    The goal here is to help the learners REMEMBER the content or DEEPEN they're learning. To support remembering, we provide lots of retrieval practice, preferably set in realistic situations the learners will likely encounter -- where they can use what they learned. We provide delayed feedback. We space repetitions over time, varying the background context while keeping the learning nugget the same. To deepen learning, we engage contingencies, we enable learners to explore the topic space on their own, we add additional knowledge.

What Elementary Mathematics Teachers Should Stop Doing

Elementary-school teachers should stop assuming that drill-and-practice is counterproductive. They should create lesson plans that guide their learners in understanding the concepts to be learned. They should limit the use of manipulatives, calculators, music, and movement. Ideas about "arts integration" should be pushed to the back burner. This doesn't mean that teachers should NEVER use these other methods, but they should be used to create occasional, short, and rare moments of variety. Spending hours using manipulatives, for example, is certainly harmful in comparison with more teacher-directed activities.

 

Training Maximizers

A few years ago, I created a simple model for training effectiveness based on the scientific research on learning in conjunction with some practical considerations (to make the model's recommendations leverageable for learning professionals). People keep asking me about the model, so I'm going to briefly describe it here. If you want to look at my original YouTube video about the model -- which goes into more depth -- you can view that here. You can also see me in my bald phase.

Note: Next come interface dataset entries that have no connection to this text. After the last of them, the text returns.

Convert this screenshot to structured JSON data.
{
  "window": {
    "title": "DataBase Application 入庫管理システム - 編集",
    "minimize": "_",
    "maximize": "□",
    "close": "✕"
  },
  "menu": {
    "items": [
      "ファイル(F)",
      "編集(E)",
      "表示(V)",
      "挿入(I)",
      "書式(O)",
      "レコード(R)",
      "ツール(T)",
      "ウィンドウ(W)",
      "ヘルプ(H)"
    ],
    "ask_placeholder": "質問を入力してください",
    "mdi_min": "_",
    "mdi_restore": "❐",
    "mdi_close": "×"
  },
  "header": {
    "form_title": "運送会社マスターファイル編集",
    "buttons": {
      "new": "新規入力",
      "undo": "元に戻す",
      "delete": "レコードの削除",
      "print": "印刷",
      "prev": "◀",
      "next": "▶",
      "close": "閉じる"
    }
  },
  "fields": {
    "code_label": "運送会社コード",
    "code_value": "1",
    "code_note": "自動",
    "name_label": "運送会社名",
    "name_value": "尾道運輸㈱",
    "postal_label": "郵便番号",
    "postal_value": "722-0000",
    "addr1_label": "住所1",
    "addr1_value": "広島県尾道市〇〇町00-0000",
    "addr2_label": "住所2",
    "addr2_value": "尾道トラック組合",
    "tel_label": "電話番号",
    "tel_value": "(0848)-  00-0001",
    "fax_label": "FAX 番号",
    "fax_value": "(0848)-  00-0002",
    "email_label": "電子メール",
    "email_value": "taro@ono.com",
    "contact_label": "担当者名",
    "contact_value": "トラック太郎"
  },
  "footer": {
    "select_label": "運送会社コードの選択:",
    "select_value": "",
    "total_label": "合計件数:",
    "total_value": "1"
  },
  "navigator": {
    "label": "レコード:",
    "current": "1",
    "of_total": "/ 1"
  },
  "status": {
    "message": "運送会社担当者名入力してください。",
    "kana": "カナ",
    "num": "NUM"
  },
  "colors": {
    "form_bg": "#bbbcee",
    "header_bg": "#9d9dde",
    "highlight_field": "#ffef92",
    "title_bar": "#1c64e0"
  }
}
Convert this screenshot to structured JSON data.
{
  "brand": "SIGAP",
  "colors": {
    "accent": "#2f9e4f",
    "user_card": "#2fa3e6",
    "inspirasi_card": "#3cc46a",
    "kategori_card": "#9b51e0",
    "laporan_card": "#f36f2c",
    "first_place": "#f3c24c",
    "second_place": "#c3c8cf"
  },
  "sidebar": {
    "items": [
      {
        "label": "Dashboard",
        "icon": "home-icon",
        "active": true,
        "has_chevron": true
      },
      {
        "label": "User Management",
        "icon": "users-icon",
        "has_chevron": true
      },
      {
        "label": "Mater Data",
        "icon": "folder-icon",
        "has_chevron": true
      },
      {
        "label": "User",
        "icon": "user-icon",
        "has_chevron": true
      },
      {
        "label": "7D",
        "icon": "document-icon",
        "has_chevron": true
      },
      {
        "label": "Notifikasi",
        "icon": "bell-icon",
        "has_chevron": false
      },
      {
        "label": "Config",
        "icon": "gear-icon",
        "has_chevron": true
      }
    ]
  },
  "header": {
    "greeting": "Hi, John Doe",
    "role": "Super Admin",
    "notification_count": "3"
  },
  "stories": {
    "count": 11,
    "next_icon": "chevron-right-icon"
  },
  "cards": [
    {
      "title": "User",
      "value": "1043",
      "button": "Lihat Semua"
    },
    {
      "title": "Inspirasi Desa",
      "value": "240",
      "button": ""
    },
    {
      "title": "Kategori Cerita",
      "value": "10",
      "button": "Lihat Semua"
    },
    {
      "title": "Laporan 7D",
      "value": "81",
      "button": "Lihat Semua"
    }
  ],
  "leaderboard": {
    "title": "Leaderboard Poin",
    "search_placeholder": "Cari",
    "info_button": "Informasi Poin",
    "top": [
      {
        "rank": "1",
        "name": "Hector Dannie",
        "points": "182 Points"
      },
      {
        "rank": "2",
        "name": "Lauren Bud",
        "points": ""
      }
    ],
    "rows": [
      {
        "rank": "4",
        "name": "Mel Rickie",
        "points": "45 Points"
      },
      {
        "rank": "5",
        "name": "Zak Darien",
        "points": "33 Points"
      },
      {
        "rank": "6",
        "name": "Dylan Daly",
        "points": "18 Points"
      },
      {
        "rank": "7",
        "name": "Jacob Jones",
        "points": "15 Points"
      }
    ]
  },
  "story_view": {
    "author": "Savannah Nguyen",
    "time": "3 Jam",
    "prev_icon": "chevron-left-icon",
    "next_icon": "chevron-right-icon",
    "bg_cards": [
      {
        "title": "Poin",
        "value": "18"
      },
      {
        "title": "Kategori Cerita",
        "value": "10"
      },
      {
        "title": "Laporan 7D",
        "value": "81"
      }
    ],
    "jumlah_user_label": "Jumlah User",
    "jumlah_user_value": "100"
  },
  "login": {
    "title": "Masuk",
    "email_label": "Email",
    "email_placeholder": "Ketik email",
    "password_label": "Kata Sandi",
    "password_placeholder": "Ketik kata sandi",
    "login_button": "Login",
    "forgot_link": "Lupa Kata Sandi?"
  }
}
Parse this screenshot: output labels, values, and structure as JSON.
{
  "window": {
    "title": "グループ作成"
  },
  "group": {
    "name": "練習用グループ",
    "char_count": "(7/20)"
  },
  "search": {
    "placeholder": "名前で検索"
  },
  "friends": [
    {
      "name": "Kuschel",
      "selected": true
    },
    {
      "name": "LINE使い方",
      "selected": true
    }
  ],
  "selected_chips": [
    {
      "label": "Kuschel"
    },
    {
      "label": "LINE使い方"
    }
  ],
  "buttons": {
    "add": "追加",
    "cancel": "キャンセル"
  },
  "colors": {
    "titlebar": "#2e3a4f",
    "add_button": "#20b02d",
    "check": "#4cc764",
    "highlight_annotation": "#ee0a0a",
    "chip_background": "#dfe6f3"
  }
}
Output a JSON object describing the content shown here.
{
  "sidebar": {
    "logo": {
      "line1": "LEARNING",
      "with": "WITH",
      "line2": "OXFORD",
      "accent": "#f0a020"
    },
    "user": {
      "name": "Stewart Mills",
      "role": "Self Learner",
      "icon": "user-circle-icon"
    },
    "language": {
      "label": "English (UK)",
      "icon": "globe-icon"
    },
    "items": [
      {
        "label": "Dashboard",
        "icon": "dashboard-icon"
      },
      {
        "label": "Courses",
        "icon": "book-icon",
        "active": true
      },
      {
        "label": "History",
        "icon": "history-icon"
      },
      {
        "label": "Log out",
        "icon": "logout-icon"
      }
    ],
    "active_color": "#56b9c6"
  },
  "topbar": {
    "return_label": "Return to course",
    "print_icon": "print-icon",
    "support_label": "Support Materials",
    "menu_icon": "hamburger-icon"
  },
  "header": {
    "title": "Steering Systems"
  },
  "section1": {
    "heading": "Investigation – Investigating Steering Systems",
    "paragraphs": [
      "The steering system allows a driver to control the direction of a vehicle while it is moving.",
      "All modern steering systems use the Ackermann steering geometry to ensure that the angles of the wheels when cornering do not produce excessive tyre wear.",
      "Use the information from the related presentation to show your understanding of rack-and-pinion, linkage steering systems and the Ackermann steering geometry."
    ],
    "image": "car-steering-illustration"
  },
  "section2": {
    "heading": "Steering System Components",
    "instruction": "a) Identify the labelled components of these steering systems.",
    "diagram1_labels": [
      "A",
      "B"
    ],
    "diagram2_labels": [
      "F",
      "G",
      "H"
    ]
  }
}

The Training Maximizers Model includes 7 requirements for ensuring our training or teaching will achieve maximum results.

  • A. Valid Credible Content
  • B. Engaging Learning Events
  • C. Support for Basic Understanding
  • D. Support for Decision-Making Competence
  • E. Support for Long-Term Remembering
  • F. Support for Application of Learning
  • G. Support for Perseverance in Learning

Here's a graphic depiction:

 Training Maximizers Willversion with Copyright

Most training today is pretty good at A, B, and C but fails to provide the other supports that learning requires. This is a MAJOR PROBLEM because learners who can't make decisions (D), learners who can't remember what they've learned (E), learners who can't apply what they've learned (F), and learners who can't persevere in their own learning (G); are learners who simply haven't received leverageable benefits.

When we train or teach only to A, B, and C, we aren't really helping our learners, we aren't providing a return on the learning investments, we haven't done enough to support our learners' future performance.